When learning a new skill, it’s important to master the basics.

Introduction

When learning a new or advanced movement skill, there are often two trains of thought: either we want to learn the skill ‘right now’; or we think we’ll never be able to do it. When we watch athletes and performance artists moving skillfully, we often forget the time, effort, and patience they’ve put into that skill. While it doesn’t look like it, they’ve all put time into learning ‘the basics’ – the fundamental building blocks of the skill. What’s more interesting is that the basic building blocks are universal to all skill.

Movement building blocks

The basics are more than beginner exercises – they’re the essential building blocks for higher level skills. From an early age, we had to master the simple movements of lifting our heads, rolling, sitting, crawling and standing, before we could progress to walking, jumping and running (high level skills).

Skill is made up of three key building blocks:

  • Strength – the ability to exert force
  • Mobility – the ability to move without restriction
  • Control – the ability to activate and coordinate movement

Every movement or skill is made up of these building blocks, and no matter how challenging a movement is for you, it can be broken down in this way. The key is to find out your weakest block and focus on it.

Breaking it down – an example

Let’s use the handstand as an example – a common movement that many find challenging to fully master. Consider some of the basics:

  • Wrist strength and mobility – often overlooked in handstand training, the wrists need to be mobile and strong enough to support the body
  • Upper body strength – balancing on your hands requires a base level of strength in the shoulders, arms and upper back. Without this strength, your ability to get into position and hold it will always be limited
  • Shoulder control – coordination at the shoulder joint and scapula will allow you to achieve a straight position. Weakness here often manifests in a ‘banana’ shaped handstand because the shoulder cannot fully flex. This also increases the demands of balance.
  • Midline strength and control – keeping a tight midline (core) maintains balance and optimal alignment.
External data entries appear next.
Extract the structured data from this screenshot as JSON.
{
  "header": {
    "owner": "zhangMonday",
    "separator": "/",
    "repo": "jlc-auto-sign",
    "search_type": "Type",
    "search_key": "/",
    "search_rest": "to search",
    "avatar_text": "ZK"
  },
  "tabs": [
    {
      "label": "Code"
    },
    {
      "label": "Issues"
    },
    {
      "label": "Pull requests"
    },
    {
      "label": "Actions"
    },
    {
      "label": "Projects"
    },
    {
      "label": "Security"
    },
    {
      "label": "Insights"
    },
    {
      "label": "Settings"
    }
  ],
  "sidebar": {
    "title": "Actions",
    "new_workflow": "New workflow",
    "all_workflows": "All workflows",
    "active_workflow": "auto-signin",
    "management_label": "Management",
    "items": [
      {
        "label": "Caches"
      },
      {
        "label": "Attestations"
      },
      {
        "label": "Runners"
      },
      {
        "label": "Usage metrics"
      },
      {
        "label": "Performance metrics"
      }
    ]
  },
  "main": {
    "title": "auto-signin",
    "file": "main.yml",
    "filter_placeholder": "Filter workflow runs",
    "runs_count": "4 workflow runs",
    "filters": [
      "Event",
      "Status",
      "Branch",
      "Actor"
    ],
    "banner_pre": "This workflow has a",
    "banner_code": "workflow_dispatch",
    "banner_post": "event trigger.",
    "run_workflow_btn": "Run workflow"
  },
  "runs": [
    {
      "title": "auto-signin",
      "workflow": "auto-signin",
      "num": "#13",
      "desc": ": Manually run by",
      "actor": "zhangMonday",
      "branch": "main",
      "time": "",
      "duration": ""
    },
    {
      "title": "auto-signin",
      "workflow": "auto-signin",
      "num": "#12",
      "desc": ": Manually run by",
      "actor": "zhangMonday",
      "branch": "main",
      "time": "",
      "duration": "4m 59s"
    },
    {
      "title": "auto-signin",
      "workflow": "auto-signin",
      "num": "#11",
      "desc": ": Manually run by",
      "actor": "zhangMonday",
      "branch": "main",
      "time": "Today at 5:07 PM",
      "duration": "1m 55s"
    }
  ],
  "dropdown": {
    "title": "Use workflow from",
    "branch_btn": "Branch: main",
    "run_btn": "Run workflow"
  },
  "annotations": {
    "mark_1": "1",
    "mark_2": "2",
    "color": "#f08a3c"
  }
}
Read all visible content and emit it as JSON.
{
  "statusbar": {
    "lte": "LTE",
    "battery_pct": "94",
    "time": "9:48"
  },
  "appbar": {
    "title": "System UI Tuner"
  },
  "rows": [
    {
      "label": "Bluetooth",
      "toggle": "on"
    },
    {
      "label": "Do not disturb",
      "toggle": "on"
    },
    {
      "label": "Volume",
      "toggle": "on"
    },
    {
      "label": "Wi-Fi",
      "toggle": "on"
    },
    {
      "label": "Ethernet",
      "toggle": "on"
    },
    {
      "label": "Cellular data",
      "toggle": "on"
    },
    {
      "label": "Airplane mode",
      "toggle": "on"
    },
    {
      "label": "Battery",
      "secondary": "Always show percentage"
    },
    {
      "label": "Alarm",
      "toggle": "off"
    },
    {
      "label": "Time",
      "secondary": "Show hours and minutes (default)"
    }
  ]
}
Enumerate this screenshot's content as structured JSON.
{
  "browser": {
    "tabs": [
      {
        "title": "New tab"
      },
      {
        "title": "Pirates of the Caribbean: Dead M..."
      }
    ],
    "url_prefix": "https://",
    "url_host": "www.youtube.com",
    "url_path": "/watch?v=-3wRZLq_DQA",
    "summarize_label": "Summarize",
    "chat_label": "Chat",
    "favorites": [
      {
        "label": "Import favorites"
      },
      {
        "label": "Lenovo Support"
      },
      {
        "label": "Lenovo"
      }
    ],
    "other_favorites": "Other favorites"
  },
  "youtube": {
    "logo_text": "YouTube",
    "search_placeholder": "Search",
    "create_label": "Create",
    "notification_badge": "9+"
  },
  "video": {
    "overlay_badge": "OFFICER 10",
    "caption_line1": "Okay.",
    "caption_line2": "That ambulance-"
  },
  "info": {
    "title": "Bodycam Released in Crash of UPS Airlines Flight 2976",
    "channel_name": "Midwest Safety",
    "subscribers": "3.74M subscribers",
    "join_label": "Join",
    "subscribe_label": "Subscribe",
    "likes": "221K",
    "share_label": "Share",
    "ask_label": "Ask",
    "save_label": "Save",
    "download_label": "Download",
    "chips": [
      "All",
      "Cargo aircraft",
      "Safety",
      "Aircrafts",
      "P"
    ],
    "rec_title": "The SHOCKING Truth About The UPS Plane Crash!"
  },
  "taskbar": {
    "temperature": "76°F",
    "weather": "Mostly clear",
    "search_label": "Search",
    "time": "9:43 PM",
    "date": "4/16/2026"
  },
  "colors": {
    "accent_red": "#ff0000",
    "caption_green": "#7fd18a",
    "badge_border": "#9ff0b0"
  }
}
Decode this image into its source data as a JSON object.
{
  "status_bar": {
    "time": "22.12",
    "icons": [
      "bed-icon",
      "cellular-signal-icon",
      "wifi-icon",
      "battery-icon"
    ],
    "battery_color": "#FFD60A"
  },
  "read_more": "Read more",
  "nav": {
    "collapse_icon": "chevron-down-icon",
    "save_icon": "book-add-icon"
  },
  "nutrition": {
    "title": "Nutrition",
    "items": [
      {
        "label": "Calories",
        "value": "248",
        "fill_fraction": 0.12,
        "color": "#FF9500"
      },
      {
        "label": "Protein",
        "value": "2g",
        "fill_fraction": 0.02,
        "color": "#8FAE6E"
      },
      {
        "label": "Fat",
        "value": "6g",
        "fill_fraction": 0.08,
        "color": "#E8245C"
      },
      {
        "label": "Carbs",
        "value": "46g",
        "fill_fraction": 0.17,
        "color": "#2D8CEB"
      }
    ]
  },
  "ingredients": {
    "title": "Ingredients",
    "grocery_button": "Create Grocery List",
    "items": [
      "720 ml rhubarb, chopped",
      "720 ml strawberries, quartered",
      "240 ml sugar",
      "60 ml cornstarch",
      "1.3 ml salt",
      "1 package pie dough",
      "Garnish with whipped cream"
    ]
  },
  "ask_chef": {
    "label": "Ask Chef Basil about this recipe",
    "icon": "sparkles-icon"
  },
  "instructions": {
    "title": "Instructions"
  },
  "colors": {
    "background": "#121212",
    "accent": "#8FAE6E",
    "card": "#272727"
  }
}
Weakness in the core can also create a bent handstand as the back arches

While the handstand is an advanced skill, the above breakdown can be applied to any level skill.

Building it up

Once you break down and understand the basic building blocks of any skill, you can begin to focus on where the deficits or weaknesses are. This is the key to mastery at any level. Building block movements should be practiced as part of a warm up for the main skill, and can even be practiced as a standalone training session away from the actual skill itself.

Use the EVO app

The EVO app is a great way to stay motivated with the basics. Don’t be fooled by the ‘Beginner Workouts’ – while the intensity level may be lower, they focus on the building blocks for the advanced workouts. The warm ups are also useful and specific containing many basic movements that will positively impact all movement.

Whether you’re new to EVO or a seasoned pro, the basics are always important. Make them a regular part of your training to become efficient and injury-free.